Research shows that 1 in 3 women in Australia (34%) experience violence and abuse in their relationship at some time in their life. At least 3 million people are affected by domestic violence at work right now. This does not include family and friends who may be supporting people affected by violence.
In a 2010 study a quarter of victims reported the domestic violence continued at the workplace through abusive calls and emails, or their partner turning up, placing both the victim and other staff at risk of injury or harm. In the USA, ninety-four percent of corporate security directors surveyed rank domestic violence as a high security problem at their company.

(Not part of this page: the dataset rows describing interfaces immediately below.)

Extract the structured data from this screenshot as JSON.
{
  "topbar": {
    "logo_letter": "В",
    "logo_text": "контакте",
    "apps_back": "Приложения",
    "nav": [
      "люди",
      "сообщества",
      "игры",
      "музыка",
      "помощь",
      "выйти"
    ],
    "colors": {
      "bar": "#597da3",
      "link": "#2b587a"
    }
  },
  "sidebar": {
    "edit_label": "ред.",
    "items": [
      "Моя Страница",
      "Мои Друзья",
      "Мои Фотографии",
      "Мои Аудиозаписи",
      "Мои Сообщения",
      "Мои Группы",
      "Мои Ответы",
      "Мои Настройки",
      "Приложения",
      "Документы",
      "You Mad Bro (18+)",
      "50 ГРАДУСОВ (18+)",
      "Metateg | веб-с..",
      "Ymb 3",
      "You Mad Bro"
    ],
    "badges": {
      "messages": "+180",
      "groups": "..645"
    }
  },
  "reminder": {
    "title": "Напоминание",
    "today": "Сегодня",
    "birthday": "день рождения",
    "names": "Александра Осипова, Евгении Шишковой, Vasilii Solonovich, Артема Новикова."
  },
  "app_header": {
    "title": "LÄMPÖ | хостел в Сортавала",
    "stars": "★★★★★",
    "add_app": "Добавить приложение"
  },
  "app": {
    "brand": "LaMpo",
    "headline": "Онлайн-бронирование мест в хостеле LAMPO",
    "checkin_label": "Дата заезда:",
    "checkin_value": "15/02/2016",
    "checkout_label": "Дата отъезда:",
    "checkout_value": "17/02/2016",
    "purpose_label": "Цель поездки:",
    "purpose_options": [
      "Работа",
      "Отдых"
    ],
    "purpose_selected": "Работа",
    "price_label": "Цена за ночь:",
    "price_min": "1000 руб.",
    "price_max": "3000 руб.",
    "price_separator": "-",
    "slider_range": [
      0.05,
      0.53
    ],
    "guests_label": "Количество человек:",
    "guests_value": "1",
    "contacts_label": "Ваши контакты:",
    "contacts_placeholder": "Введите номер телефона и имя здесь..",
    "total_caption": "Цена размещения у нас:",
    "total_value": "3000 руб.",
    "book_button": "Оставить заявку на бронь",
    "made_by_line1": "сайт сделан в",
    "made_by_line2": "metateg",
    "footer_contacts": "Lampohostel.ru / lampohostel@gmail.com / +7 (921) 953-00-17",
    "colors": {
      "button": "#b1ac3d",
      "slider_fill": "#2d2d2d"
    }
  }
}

Employers have obligations under workplace health and safety to reduce the risk of violence. If they fail to protect their employees from violence at work they may be liable for criminal and civil proceedings. Further, people affected by domestic violence are more likely to be distracted from basic safety procedures at work, leading to increased risk of workplace accidents and injuries. In one US study of perpetrators, 48% said they had difficulty concentrating at work, with 1 in 5 reporting a workplace accident or near miss due to their preoccupation with their relationship.
We are challenging all businesses to make a stand against this silent epidemic. Safety makes good business sense.
Display education materials about domestic and family violence, and details of where victims and perpetrators can get help.
Get a team together and take part in the Darkness to Daylight Challenge.
Include domestic and family violence training in your training schedule.
Email us to act now!
Read all 8 reasons on why your workplace should take action with us today!